WORK ITEM>
Skip all pictures; return exactly the lines from the one containing "Convert this screenshot" through the end of the data.

▬▬▬▬▬▬▬▬▬▬

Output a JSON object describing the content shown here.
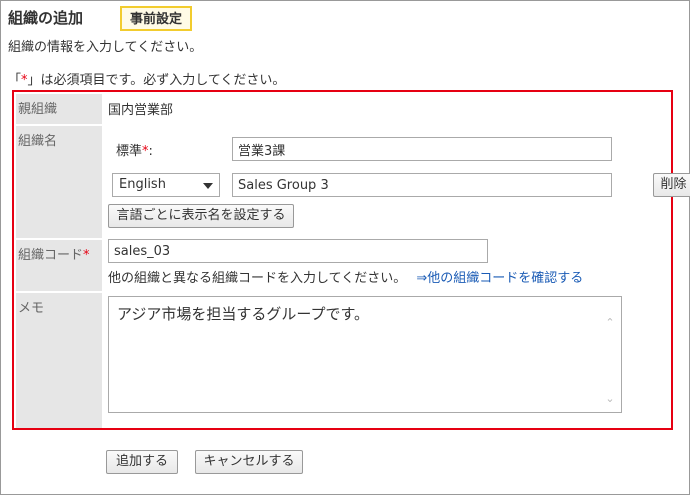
{
  "header": {
    "title": "組織の追加",
    "badge": "事前設定",
    "description": "組織の情報を入力してください。"
  },
  "required_note": {
    "open": "「",
    "mark": "*",
    "close": "」は必須項目です。必ず入力してください。"
  },
  "form": {
    "parent_org": {
      "label": "親組織",
      "value": "国内営業部"
    },
    "org_name": {
      "label": "組織名",
      "standard_label": "標準",
      "standard_suffix": ":",
      "required_mark": "*",
      "standard_value": "営業3課",
      "language_select": "English",
      "language_value": "Sales Group 3",
      "delete_button": "削除",
      "set_per_language_button": "言語ごとに表示名を設定する"
    },
    "org_code": {
      "label": "組織コード",
      "required_mark": "*",
      "value": "sales_03",
      "hint": "他の組織と異なる組織コードを入力してください。",
      "check_link": "⇒他の組織コードを確認する"
    },
    "memo": {
      "label": "メモ",
      "value": "アジア市場を担当するグループです。"
    }
  },
  "actions": {
    "add": "追加する",
    "cancel": "キャンセルする"
  },
  "colors": {
    "required": "#e60012",
    "badge_border": "#f2cc2e",
    "link": "#1a5bb5",
    "label_bg": "#e6e6e6"
  }
}
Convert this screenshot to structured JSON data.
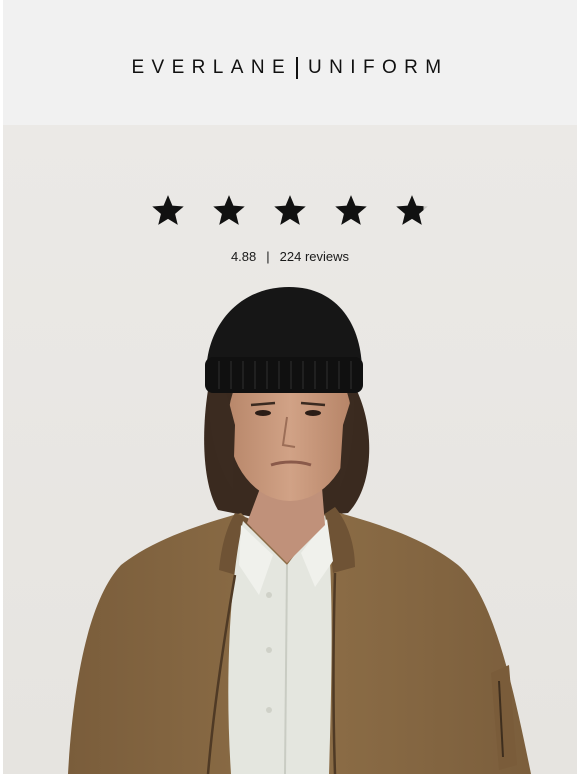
{
  "header": {
    "brand_left": "EVERLANE",
    "brand_right": "UNIFORM"
  },
  "hero": {
    "rating_value": "4.88",
    "separator": "|",
    "review_count": "224 reviews",
    "stars_filled": 4.88,
    "stars_total": 5,
    "background_color": "#ebe9e6",
    "photo": {
      "subject": "model-portrait",
      "beanie_color": "#141414",
      "jacket_color": "#8a6b45",
      "shirt_color": "#e4e6df"
    }
  },
  "colors": {
    "header_bg": "#f1f1f1",
    "text": "#111111",
    "star": "#111111"
  }
}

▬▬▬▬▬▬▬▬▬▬

OUTPUT OF THE EXERCISE>
Convert this screenshot to structured JSON data.
{
  "header": {
    "brand_left": "EVERLANE",
    "brand_right": "UNIFORM"
  },
  "hero": {
    "rating_value": "4.88",
    "separator": "|",
    "review_count": "224 reviews",
    "stars_filled": 4.88,
    "stars_total": 5,
    "background_color": "#ebe9e6",
    "photo": {
      "subject": "model-portrait",
      "beanie_color": "#141414",
      "jacket_color": "#8a6b45",
      "shirt_color": "#e4e6df"
    }
  },
  "colors": {
    "header_bg": "#f1f1f1",
    "text": "#111111",
    "star": "#111111"
  }
}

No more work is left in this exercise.